**Task item:** Word for word, output the data, with none of its pictures.

**Provided data:**
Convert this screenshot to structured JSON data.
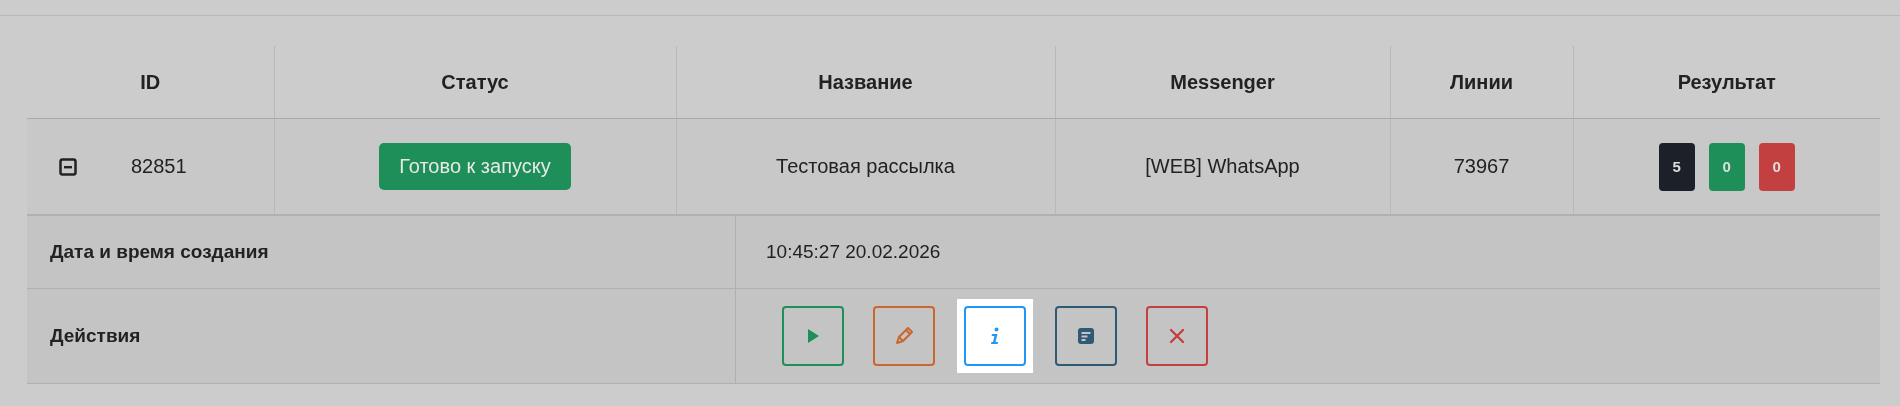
{
  "table": {
    "columns": [
      "ID",
      "Статус",
      "Название",
      "Messenger",
      "Линии",
      "Результат"
    ],
    "rows": [
      {
        "expanded": true,
        "id": "82851",
        "status": "Готово к запуску",
        "name": "Тестовая рассылка",
        "messenger": "[WEB] WhatsApp",
        "lines": "73967",
        "results": [
          {
            "value": "5",
            "color": "#1c2028"
          },
          {
            "value": "0",
            "color": "#1e8f58"
          },
          {
            "value": "0",
            "color": "#c2403f"
          }
        ],
        "details": [
          {
            "kind": "text",
            "label": "Дата и время создания",
            "value": "10:45:27 20.02.2026"
          },
          {
            "kind": "actions",
            "label": "Действия",
            "actions": [
              {
                "kind": "start",
                "highlighted": false
              },
              {
                "kind": "edit",
                "highlighted": false
              },
              {
                "kind": "info",
                "highlighted": true
              },
              {
                "kind": "log",
                "highlighted": false
              },
              {
                "kind": "delete",
                "highlighted": false
              }
            ]
          }
        ]
      }
    ]
  }
}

**Answer for the task:**
Convert this screenshot to structured JSON data.
{
  "table": {
    "columns": [
      "ID",
      "Статус",
      "Название",
      "Messenger",
      "Линии",
      "Результат"
    ],
    "rows": [
      {
        "expanded": true,
        "id": "82851",
        "status": "Готово к запуску",
        "name": "Тестовая рассылка",
        "messenger": "[WEB] WhatsApp",
        "lines": "73967",
        "results": [
          {
            "value": "5",
            "color": "#1c2028"
          },
          {
            "value": "0",
            "color": "#1e8f58"
          },
          {
            "value": "0",
            "color": "#c2403f"
          }
        ],
        "details": [
          {
            "kind": "text",
            "label": "Дата и время создания",
            "value": "10:45:27 20.02.2026"
          },
          {
            "kind": "actions",
            "label": "Действия",
            "actions": [
              {
                "kind": "start",
                "highlighted": false
              },
              {
                "kind": "edit",
                "highlighted": false
              },
              {
                "kind": "info",
                "highlighted": true
              },
              {
                "kind": "log",
                "highlighted": false
              },
              {
                "kind": "delete",
                "highlighted": false
              }
            ]
          }
        ]
      }
    ]
  }
}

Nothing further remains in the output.